▶ _ASSIGNMENT_
Please return all the records exactly, with nothing left out.

▶ _INFORMATION SHOWN_
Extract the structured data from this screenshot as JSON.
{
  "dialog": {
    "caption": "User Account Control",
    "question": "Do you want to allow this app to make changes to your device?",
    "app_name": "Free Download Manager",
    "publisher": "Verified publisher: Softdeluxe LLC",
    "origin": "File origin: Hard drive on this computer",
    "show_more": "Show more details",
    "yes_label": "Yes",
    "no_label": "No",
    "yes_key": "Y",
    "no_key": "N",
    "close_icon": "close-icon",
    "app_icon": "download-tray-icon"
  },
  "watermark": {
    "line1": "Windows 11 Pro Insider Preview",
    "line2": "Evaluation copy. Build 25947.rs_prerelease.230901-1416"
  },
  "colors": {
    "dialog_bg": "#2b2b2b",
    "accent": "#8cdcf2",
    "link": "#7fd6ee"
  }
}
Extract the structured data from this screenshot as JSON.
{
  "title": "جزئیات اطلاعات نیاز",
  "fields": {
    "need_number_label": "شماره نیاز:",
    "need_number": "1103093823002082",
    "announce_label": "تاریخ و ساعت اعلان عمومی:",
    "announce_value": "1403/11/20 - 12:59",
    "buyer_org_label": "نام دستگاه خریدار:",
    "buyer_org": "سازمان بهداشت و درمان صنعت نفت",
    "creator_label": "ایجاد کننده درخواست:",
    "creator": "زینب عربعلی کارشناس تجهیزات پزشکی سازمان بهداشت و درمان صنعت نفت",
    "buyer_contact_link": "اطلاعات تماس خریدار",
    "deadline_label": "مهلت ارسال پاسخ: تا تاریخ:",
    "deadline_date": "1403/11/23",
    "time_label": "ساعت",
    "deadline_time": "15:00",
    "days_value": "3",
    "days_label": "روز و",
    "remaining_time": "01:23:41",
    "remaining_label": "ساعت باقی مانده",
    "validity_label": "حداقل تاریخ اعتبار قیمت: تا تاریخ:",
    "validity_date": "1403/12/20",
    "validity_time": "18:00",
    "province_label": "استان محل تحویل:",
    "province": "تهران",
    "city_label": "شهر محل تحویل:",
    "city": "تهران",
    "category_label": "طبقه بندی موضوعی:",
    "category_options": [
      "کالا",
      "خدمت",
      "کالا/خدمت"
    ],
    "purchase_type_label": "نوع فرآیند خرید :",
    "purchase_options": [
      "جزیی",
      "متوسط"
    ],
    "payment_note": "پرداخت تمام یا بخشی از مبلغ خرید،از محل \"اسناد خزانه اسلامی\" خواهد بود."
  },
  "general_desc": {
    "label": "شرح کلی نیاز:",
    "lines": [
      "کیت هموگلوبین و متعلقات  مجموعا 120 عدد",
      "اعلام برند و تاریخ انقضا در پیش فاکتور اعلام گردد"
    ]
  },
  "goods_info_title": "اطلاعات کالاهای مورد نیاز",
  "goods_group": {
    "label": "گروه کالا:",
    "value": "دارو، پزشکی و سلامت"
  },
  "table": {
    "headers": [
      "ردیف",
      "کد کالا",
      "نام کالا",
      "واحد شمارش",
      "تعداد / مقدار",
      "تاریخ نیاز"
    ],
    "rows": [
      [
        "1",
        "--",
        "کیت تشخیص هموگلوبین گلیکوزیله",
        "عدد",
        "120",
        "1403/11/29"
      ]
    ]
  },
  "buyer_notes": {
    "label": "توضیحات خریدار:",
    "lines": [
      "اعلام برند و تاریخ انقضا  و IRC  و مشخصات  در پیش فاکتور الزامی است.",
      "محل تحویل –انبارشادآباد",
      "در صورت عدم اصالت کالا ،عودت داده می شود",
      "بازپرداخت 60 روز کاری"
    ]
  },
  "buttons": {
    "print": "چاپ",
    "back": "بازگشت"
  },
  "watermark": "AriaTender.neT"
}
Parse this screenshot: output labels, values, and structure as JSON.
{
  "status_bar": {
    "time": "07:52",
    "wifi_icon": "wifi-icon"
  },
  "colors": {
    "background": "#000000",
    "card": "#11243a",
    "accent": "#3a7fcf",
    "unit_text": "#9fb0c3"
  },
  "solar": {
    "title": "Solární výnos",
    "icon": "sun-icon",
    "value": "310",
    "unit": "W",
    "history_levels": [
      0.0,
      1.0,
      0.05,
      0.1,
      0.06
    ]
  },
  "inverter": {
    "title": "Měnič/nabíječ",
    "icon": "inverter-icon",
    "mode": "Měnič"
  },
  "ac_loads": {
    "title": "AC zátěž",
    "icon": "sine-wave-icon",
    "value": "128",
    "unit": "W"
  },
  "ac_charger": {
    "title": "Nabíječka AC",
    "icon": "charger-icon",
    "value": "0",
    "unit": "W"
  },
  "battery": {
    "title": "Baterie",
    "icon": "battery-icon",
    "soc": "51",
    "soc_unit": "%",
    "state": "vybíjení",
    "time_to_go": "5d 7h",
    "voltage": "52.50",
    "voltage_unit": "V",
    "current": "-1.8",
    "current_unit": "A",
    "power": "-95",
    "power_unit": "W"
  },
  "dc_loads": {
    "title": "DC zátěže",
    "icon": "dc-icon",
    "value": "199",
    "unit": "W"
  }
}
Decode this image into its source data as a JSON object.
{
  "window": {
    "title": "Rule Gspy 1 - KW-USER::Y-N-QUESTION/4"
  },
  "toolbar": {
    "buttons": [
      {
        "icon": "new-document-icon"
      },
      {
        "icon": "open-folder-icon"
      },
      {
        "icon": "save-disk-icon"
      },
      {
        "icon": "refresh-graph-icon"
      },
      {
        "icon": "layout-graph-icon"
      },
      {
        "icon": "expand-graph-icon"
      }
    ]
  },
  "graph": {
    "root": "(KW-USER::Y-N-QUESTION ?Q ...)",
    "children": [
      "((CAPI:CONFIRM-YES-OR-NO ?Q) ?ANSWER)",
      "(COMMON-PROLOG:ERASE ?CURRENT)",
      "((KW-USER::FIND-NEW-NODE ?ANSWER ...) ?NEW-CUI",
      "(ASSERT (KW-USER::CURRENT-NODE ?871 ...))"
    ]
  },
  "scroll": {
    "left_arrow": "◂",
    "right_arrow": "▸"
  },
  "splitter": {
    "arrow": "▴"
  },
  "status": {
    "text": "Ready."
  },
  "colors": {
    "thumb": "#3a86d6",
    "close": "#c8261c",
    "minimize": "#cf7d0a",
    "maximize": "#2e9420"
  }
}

▶ _WRITTEN RESPONSE_
Extract the structured data from this screenshot as JSON.
{
  "dialog": {
    "caption": "User Account Control",
    "question": "Do you want to allow this app to make changes to your device?",
    "app_name": "Free Download Manager",
    "publisher": "Verified publisher: Softdeluxe LLC",
    "origin": "File origin: Hard drive on this computer",
    "show_more": "Show more details",
    "yes_label": "Yes",
    "no_label": "No",
    "yes_key": "Y",
    "no_key": "N",
    "close_icon": "close-icon",
    "app_icon": "download-tray-icon"
  },
  "watermark": {
    "line1": "Windows 11 Pro Insider Preview",
    "line2": "Evaluation copy. Build 25947.rs_prerelease.230901-1416"
  },
  "colors": {
    "dialog_bg": "#2b2b2b",
    "accent": "#8cdcf2",
    "link": "#7fd6ee"
  }
}
Extract the structured data from this screenshot as JSON.
{
  "title": "جزئیات اطلاعات نیاز",
  "fields": {
    "need_number_label": "شماره نیاز:",
    "need_number": "1103093823002082",
    "announce_label": "تاریخ و ساعت اعلان عمومی:",
    "announce_value": "1403/11/20 - 12:59",
    "buyer_org_label": "نام دستگاه خریدار:",
    "buyer_org": "سازمان بهداشت و درمان صنعت نفت",
    "creator_label": "ایجاد کننده درخواست:",
    "creator": "زینب عربعلی کارشناس تجهیزات پزشکی سازمان بهداشت و درمان صنعت نفت",
    "buyer_contact_link": "اطلاعات تماس خریدار",
    "deadline_label": "مهلت ارسال پاسخ: تا تاریخ:",
    "deadline_date": "1403/11/23",
    "time_label": "ساعت",
    "deadline_time": "15:00",
    "days_value": "3",
    "days_label": "روز و",
    "remaining_time": "01:23:41",
    "remaining_label": "ساعت باقی مانده",
    "validity_label": "حداقل تاریخ اعتبار قیمت: تا تاریخ:",
    "validity_date": "1403/12/20",
    "validity_time": "18:00",
    "province_label": "استان محل تحویل:",
    "province": "تهران",
    "city_label": "شهر محل تحویل:",
    "city": "تهران",
    "category_label": "طبقه بندی موضوعی:",
    "category_options": [
      "کالا",
      "خدمت",
      "کالا/خدمت"
    ],
    "purchase_type_label": "نوع فرآیند خرید :",
    "purchase_options": [
      "جزیی",
      "متوسط"
    ],
    "payment_note": "پرداخت تمام یا بخشی از مبلغ خرید،از محل \"اسناد خزانه اسلامی\" خواهد بود."
  },
  "general_desc": {
    "label": "شرح کلی نیاز:",
    "lines": [
      "کیت هموگلوبین و متعلقات  مجموعا 120 عدد",
      "اعلام برند و تاریخ انقضا در پیش فاکتور اعلام گردد"
    ]
  },
  "goods_info_title": "اطلاعات کالاهای مورد نیاز",
  "goods_group": {
    "label": "گروه کالا:",
    "value": "دارو، پزشکی و سلامت"
  },
  "table": {
    "headers": [
      "ردیف",
      "کد کالا",
      "نام کالا",
      "واحد شمارش",
      "تعداد / مقدار",
      "تاریخ نیاز"
    ],
    "rows": [
      [
        "1",
        "--",
        "کیت تشخیص هموگلوبین گلیکوزیله",
        "عدد",
        "120",
        "1403/11/29"
      ]
    ]
  },
  "buyer_notes": {
    "label": "توضیحات خریدار:",
    "lines": [
      "اعلام برند و تاریخ انقضا  و IRC  و مشخصات  در پیش فاکتور الزامی است.",
      "محل تحویل –انبارشادآباد",
      "در صورت عدم اصالت کالا ،عودت داده می شود",
      "بازپرداخت 60 روز کاری"
    ]
  },
  "buttons": {
    "print": "چاپ",
    "back": "بازگشت"
  },
  "watermark": "AriaTender.neT"
}
Parse this screenshot: output labels, values, and structure as JSON.
{
  "status_bar": {
    "time": "07:52",
    "wifi_icon": "wifi-icon"
  },
  "colors": {
    "background": "#000000",
    "card": "#11243a",
    "accent": "#3a7fcf",
    "unit_text": "#9fb0c3"
  },
  "solar": {
    "title": "Solární výnos",
    "icon": "sun-icon",
    "value": "310",
    "unit": "W",
    "history_levels": [
      0.0,
      1.0,
      0.05,
      0.1,
      0.06
    ]
  },
  "inverter": {
    "title": "Měnič/nabíječ",
    "icon": "inverter-icon",
    "mode": "Měnič"
  },
  "ac_loads": {
    "title": "AC zátěž",
    "icon": "sine-wave-icon",
    "value": "128",
    "unit": "W"
  },
  "ac_charger": {
    "title": "Nabíječka AC",
    "icon": "charger-icon",
    "value": "0",
    "unit": "W"
  },
  "battery": {
    "title": "Baterie",
    "icon": "battery-icon",
    "soc": "51",
    "soc_unit": "%",
    "state": "vybíjení",
    "time_to_go": "5d 7h",
    "voltage": "52.50",
    "voltage_unit": "V",
    "current": "-1.8",
    "current_unit": "A",
    "power": "-95",
    "power_unit": "W"
  },
  "dc_loads": {
    "title": "DC zátěže",
    "icon": "dc-icon",
    "value": "199",
    "unit": "W"
  }
}
Decode this image into its source data as a JSON object.
{
  "window": {
    "title": "Rule Gspy 1 - KW-USER::Y-N-QUESTION/4"
  },
  "toolbar": {
    "buttons": [
      {
        "icon": "new-document-icon"
      },
      {
        "icon": "open-folder-icon"
      },
      {
        "icon": "save-disk-icon"
      },
      {
        "icon": "refresh-graph-icon"
      },
      {
        "icon": "layout-graph-icon"
      },
      {
        "icon": "expand-graph-icon"
      }
    ]
  },
  "graph": {
    "root": "(KW-USER::Y-N-QUESTION ?Q ...)",
    "children": [
      "((CAPI:CONFIRM-YES-OR-NO ?Q) ?ANSWER)",
      "(COMMON-PROLOG:ERASE ?CURRENT)",
      "((KW-USER::FIND-NEW-NODE ?ANSWER ...) ?NEW-CUI",
      "(ASSERT (KW-USER::CURRENT-NODE ?871 ...))"
    ]
  },
  "scroll": {
    "left_arrow": "◂",
    "right_arrow": "▸"
  },
  "splitter": {
    "arrow": "▴"
  },
  "status": {
    "text": "Ready."
  },
  "colors": {
    "thumb": "#3a86d6",
    "close": "#c8261c",
    "minimize": "#cf7d0a",
    "maximize": "#2e9420"
  }
}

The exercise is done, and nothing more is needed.